┌─ EXERCISE MATERIAL

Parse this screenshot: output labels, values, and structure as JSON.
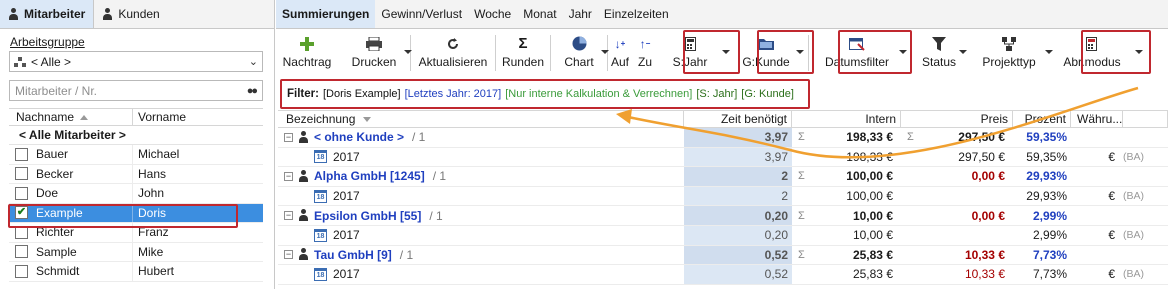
{
  "left": {
    "tabs": [
      {
        "label": "Mitarbeiter",
        "icon": "person-icon",
        "active": true
      },
      {
        "label": "Kunden",
        "icon": "person-icon",
        "active": false
      }
    ],
    "group_label": "Arbeitsgruppe",
    "group_value": "< Alle >",
    "search_placeholder": "Mitarbeiter / Nr.",
    "columns": {
      "lastname": "Nachname",
      "firstname": "Vorname"
    },
    "all_label": "< Alle Mitarbeiter >",
    "employees": [
      {
        "last": "Bauer",
        "first": "Michael",
        "checked": false
      },
      {
        "last": "Becker",
        "first": "Hans",
        "checked": false
      },
      {
        "last": "Doe",
        "first": "John",
        "checked": false
      },
      {
        "last": "Example",
        "first": "Doris",
        "checked": true
      },
      {
        "last": "Richter",
        "first": "Franz",
        "checked": false
      },
      {
        "last": "Sample",
        "first": "Mike",
        "checked": false
      },
      {
        "last": "Schmidt",
        "first": "Hubert",
        "checked": false
      }
    ]
  },
  "tabs": [
    "Summierungen",
    "Gewinn/Verlust",
    "Woche",
    "Monat",
    "Jahr",
    "Einzelzeiten"
  ],
  "toolbar": {
    "nachtrag": "Nachtrag",
    "drucken": "Drucken",
    "aktualisieren": "Aktualisieren",
    "runden": "Runden",
    "chart": "Chart",
    "auf": "Auf",
    "zu": "Zu",
    "sjahr": "S:Jahr",
    "gkunde": "G:Kunde",
    "datumsfilter": "Datumsfilter",
    "status": "Status",
    "projekttyp": "Projekttyp",
    "abrmodus": "Abr.modus"
  },
  "filter": {
    "label": "Filter:",
    "employee": "[Doris Example]",
    "period": "[Letztes Jahr: 2017]",
    "calc": "[Nur interne Kalkulation & Verrechnen]",
    "sum_by": "[S: Jahr]",
    "group_by": "[G: Kunde]"
  },
  "grid": {
    "headers": {
      "name": "Bezeichnung",
      "zeit": "Zeit benötigt",
      "intern": "Intern",
      "preis": "Preis",
      "prozent": "Prozent",
      "waehrung": "Währu..."
    },
    "rows": [
      {
        "type": "group",
        "name": "< ohne Kunde >",
        "count": "/ 1",
        "zeit": "3,97",
        "intern": "198,33 €",
        "preis": "297,50 €",
        "prozent": "59,35%",
        "preis_red": false
      },
      {
        "type": "year",
        "name": "2017",
        "zeit": "3,97",
        "intern": "198,33 €",
        "preis": "297,50 €",
        "prozent": "59,35%",
        "currency": "€",
        "ba": "(BA)",
        "preis_red": false
      },
      {
        "type": "group",
        "name": "Alpha GmbH [1245]",
        "count": "/ 1",
        "zeit": "2",
        "intern": "100,00 €",
        "preis": "0,00 €",
        "prozent": "29,93%",
        "preis_red": true
      },
      {
        "type": "year",
        "name": "2017",
        "zeit": "2",
        "intern": "100,00 €",
        "preis": "",
        "prozent": "29,93%",
        "currency": "€",
        "ba": "(BA)",
        "preis_red": false
      },
      {
        "type": "group",
        "name": "Epsilon GmbH [55]",
        "count": "/ 1",
        "zeit": "0,20",
        "intern": "10,00 €",
        "preis": "0,00 €",
        "prozent": "2,99%",
        "preis_red": true
      },
      {
        "type": "year",
        "name": "2017",
        "zeit": "0,20",
        "intern": "10,00 €",
        "preis": "",
        "prozent": "2,99%",
        "currency": "€",
        "ba": "(BA)",
        "preis_red": false
      },
      {
        "type": "group",
        "name": "Tau GmbH [9]",
        "count": "/ 1",
        "zeit": "0,52",
        "intern": "25,83 €",
        "preis": "10,33 €",
        "prozent": "7,73%",
        "preis_red": true
      },
      {
        "type": "year",
        "name": "2017",
        "zeit": "0,52",
        "intern": "25,83 €",
        "preis": "10,33 €",
        "prozent": "7,73%",
        "currency": "€",
        "ba": "(BA)",
        "preis_red": true
      }
    ]
  },
  "colors": {
    "accent_red": "#c0282f",
    "selection": "#3c8ee0",
    "arrow": "#f0a030",
    "blue_text": "#1f3fbf"
  }
}
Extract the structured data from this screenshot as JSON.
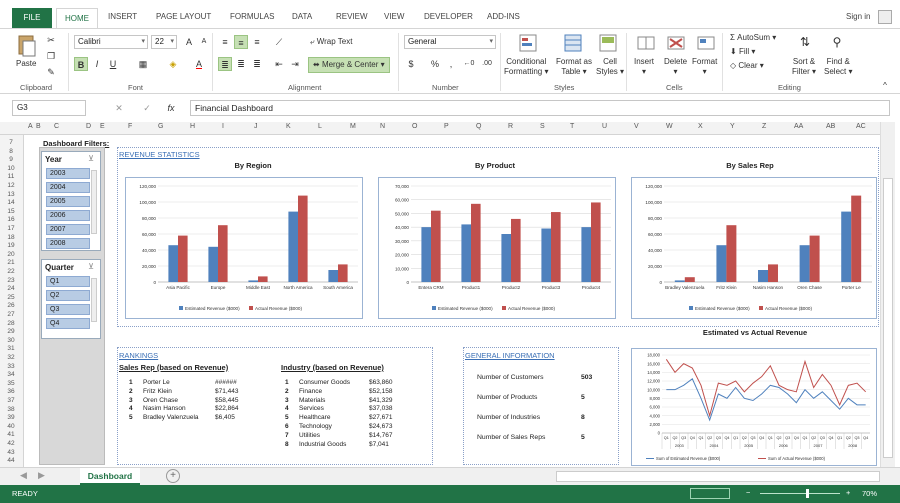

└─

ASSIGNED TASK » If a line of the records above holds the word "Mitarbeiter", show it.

WRITTEN RESPONSE »
        "label": "Mitarbeiter",
    "search_placeholder": "Mitarbeiter / Nr.",
    "all_label": "< Alle Mitarbeiter >",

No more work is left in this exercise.